Raising net wages relative to gross wages
The final way policymakers can boost wages is to enable workers, especially those on the lower rungs of the wage ladder, to take home more money after paying taxes and receiving transfers in the form of government benefits. It’s simple arithmetic—but difficult politics. An employer pays some gross wage to attract the labor he or she wants to hire. But the government taxes some of this away before it reaches the worker. In some cases, however, the government also augments the worker’s earnings with a tax credit or a transfer payment. So the net wage, after taxes and transfers, could be either higher or lower than the gross wage. For most of us, of course, it must be lower; we are net taxpayers. But if it wants to, the government can make low-wage workers come out ahead—receiving more in transfers than they pay in taxes.
We do this now in the United States in two main ways. First, low-income households were largely removed from the federal income tax rolls via tax cuts enacted under Presidents Bill Clinton and George W. Bush. For a family of four in 2014, personal exemptions and the standard deduction make the first $28,000 of income free of federal income tax. But low-income workers still pay federal payroll taxes—from the first dollar of earnings.
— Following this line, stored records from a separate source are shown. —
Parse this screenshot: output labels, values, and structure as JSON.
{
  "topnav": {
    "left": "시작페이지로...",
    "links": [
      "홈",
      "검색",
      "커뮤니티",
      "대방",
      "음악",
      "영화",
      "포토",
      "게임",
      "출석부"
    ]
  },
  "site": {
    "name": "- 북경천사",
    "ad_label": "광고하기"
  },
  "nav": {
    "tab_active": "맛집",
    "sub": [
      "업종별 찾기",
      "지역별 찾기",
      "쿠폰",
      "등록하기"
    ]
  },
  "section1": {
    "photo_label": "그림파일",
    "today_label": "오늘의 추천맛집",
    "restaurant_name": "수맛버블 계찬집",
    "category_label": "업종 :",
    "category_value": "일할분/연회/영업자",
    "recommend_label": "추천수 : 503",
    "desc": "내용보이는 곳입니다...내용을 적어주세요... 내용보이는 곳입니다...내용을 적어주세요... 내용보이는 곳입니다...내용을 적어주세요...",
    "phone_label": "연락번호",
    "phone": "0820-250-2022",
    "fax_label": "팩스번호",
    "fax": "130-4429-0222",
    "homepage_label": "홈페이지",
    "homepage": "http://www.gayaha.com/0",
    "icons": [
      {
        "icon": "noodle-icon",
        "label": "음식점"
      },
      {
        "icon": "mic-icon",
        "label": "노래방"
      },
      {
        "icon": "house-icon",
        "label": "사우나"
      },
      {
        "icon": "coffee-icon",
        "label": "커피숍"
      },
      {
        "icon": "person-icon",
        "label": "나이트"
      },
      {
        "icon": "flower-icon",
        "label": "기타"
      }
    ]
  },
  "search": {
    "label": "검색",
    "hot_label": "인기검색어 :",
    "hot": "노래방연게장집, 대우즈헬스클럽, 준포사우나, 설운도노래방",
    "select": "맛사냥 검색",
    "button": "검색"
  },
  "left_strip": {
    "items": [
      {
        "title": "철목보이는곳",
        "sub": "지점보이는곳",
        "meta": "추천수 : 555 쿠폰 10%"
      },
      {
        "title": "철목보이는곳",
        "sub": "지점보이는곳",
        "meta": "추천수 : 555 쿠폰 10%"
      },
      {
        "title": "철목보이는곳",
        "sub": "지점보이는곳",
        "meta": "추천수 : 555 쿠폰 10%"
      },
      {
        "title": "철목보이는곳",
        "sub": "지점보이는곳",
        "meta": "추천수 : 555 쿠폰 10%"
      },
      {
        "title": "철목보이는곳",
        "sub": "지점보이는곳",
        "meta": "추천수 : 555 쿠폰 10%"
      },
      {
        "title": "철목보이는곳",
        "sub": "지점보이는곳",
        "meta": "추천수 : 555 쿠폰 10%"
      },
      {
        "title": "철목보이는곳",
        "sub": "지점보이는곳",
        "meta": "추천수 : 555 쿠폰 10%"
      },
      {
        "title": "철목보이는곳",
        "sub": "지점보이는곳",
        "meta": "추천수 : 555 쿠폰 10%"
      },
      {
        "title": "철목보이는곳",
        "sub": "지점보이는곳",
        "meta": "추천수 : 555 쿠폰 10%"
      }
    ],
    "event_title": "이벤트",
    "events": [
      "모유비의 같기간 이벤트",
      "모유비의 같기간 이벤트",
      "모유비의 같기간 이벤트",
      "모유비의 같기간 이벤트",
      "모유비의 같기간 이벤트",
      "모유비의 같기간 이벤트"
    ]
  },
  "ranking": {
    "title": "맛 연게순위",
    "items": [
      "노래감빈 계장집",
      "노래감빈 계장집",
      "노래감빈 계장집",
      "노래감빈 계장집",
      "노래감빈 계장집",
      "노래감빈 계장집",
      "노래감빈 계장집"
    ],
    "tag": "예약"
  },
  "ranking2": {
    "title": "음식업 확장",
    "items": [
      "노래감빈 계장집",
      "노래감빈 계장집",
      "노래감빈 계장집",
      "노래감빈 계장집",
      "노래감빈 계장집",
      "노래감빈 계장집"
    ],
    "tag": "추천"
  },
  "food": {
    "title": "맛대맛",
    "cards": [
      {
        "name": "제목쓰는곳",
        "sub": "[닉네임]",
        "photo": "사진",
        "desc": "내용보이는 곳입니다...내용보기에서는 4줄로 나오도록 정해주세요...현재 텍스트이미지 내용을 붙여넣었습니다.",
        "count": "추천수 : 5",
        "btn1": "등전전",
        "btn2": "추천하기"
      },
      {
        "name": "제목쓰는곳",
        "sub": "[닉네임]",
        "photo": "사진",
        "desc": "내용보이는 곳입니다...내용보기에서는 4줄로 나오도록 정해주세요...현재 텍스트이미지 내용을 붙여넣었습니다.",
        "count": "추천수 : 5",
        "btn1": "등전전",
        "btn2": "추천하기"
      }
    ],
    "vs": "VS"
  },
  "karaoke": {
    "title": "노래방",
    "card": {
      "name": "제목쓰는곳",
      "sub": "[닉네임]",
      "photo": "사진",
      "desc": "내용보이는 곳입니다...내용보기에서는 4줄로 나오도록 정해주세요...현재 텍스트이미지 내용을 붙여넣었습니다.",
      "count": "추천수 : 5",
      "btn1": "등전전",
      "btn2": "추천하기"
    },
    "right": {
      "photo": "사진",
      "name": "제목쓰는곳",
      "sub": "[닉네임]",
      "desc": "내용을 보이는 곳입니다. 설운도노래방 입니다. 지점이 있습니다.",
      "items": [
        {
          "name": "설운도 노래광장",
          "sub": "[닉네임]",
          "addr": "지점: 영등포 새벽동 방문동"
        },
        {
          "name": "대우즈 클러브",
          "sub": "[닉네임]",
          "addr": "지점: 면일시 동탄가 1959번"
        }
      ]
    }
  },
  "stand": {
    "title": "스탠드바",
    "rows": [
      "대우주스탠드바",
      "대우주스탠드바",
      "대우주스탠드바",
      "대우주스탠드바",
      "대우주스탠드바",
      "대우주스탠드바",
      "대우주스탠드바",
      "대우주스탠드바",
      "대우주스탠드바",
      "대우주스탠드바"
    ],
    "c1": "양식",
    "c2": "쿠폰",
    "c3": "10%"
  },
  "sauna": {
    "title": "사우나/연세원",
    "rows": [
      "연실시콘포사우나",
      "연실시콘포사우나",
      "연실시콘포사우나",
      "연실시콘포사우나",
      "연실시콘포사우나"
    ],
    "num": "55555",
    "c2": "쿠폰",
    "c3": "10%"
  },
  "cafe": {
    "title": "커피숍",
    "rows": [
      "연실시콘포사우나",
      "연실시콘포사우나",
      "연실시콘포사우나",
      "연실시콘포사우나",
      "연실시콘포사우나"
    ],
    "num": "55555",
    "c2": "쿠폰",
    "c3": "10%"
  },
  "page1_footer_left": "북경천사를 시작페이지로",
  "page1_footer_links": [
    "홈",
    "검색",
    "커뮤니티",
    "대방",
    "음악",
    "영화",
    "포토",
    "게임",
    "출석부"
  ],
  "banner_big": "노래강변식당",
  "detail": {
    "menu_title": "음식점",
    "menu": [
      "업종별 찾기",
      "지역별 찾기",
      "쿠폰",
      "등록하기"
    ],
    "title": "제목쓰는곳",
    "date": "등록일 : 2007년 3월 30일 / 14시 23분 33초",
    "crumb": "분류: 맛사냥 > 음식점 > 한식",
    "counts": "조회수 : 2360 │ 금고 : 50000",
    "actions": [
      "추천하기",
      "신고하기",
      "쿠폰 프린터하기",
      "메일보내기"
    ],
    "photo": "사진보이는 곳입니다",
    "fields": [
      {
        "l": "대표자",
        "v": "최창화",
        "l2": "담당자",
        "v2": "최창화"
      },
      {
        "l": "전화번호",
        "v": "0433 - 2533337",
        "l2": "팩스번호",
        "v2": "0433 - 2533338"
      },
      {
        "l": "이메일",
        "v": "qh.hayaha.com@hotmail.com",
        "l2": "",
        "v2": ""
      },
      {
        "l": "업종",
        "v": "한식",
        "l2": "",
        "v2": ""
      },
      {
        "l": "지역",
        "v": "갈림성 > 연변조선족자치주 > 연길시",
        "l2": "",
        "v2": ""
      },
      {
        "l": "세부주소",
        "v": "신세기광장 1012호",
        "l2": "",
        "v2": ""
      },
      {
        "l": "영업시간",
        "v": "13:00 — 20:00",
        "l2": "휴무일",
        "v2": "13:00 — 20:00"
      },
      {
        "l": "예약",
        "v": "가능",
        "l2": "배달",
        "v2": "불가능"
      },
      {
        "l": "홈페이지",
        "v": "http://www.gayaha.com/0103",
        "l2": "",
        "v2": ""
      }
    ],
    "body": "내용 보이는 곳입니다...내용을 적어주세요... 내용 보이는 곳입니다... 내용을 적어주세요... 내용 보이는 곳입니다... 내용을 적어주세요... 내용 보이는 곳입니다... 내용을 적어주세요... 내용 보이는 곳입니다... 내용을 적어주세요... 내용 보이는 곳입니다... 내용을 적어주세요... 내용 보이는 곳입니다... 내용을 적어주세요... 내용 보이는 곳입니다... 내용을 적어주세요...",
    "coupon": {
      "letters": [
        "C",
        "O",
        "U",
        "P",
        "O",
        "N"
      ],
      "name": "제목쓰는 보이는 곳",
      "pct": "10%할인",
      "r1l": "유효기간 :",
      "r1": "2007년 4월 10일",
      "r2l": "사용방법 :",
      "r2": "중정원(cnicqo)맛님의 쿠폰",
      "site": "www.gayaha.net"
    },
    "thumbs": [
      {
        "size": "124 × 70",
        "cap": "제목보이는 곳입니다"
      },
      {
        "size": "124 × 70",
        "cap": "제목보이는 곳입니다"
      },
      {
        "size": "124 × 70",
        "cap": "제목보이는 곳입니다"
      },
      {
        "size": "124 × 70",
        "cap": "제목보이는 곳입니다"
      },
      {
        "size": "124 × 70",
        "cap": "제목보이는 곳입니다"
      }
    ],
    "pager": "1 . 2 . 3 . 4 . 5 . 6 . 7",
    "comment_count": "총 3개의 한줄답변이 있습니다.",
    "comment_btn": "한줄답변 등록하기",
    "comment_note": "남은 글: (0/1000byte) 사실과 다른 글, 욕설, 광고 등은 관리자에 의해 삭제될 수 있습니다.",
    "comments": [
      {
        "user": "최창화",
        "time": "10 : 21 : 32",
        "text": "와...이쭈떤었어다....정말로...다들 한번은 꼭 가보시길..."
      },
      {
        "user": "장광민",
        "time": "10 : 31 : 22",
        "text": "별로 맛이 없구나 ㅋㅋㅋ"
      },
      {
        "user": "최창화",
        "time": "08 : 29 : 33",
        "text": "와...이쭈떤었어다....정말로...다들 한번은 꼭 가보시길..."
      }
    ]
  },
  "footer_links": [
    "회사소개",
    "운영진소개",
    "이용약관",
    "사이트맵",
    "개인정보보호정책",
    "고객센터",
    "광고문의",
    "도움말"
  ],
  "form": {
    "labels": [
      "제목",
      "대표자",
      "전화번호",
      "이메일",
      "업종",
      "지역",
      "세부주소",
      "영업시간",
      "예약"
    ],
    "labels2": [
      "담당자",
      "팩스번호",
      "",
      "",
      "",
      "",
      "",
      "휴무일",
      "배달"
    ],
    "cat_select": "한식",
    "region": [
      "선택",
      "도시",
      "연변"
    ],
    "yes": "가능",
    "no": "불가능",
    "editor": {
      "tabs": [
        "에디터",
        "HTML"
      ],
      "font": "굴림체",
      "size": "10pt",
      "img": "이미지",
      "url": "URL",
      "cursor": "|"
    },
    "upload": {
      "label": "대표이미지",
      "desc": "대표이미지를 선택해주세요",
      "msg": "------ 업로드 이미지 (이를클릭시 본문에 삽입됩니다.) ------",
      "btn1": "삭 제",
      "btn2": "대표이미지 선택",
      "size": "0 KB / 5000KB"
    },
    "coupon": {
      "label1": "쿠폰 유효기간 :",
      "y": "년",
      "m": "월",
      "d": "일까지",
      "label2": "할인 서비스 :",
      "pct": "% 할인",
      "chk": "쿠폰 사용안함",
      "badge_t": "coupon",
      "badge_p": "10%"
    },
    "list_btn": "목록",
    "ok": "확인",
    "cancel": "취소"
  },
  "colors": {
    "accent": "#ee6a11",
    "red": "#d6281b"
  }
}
Second, the Earned Income Tax Credit provides transfer payments (via refundable tax credits) to low-income earners. But, oddly, its current structure subsidizes having children more than it subsidizes work. Today’s EITC is actually fairly generous to couples with children. A family of four in 2013, for example, received an effective wage subsidy of 40 percent on its first $13,430 of labor income, leading to a maximum tax credit of $5,370. For couples filing jointly, that credit started to phase out (at a 21 percent marginal rate) once earnings passed $22,870 and was entirely gone once earnings reached $48,373. Thus even families (of four) earning around the nation’s median income received at least some small benefits. If that same couple was childless, however, the wage subsidy rate was a mere 7.6 percent on the first $6,370 of earnings, which implied a puny maximum EITC benefit of $487—less than $10 a week.
It would not be difficult—again, leaving politics aside—to restructure this program to make it a true tax credit for earning income rather than for having children, that is, a wage subsidy. Both President Obama and Congressman Paul Ryan have proposed a first step in that direction by boosting the credit for childless workers. It would be a small step, to be sure; more should be done. But Congress has shown no intention of enacting the Obama-Ryan proposal.
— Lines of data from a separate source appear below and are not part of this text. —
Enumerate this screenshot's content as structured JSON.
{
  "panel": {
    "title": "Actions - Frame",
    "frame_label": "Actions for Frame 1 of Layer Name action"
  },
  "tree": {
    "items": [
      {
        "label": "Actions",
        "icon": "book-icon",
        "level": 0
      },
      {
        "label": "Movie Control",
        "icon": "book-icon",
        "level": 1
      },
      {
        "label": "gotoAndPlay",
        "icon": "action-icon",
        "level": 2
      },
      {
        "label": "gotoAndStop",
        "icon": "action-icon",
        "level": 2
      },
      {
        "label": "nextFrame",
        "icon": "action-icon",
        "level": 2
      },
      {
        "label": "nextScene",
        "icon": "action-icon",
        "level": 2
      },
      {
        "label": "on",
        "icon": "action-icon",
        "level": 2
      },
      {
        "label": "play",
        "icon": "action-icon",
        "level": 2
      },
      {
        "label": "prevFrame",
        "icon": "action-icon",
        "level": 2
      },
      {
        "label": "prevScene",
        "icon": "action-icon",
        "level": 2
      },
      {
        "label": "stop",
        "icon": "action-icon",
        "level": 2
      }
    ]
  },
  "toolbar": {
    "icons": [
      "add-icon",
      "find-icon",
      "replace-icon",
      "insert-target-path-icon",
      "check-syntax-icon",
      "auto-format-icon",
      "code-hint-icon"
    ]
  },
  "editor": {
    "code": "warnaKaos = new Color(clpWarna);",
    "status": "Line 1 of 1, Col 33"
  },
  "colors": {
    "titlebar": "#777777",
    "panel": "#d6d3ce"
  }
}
Let me briefly recapitulate my analysis of ways to boost the wages of American workers, especially low- and moderate-income workers:
- Provide quality pre-K education for children whose families could not otherwise afford it.
- Improve the K-12 grade school system, especially in low-income areas.
- Provide much more vocational education and apprenticeship programs.
- Raise the minimum wage.
- Tilt the playing field in favor of, rather than against, unions.
- Run a high-pressure economy via a more stimulative fiscal policy.
- Increase the generosity of the Earned Income Tax Credit, especially for workers with no children.
It’s not exactly an exotic list, bubbling with surprises. But if Congress would enact it, American workers, and especially the most needy American workers, would get a raise.
Return to “American Life: An Investor’s Guide.”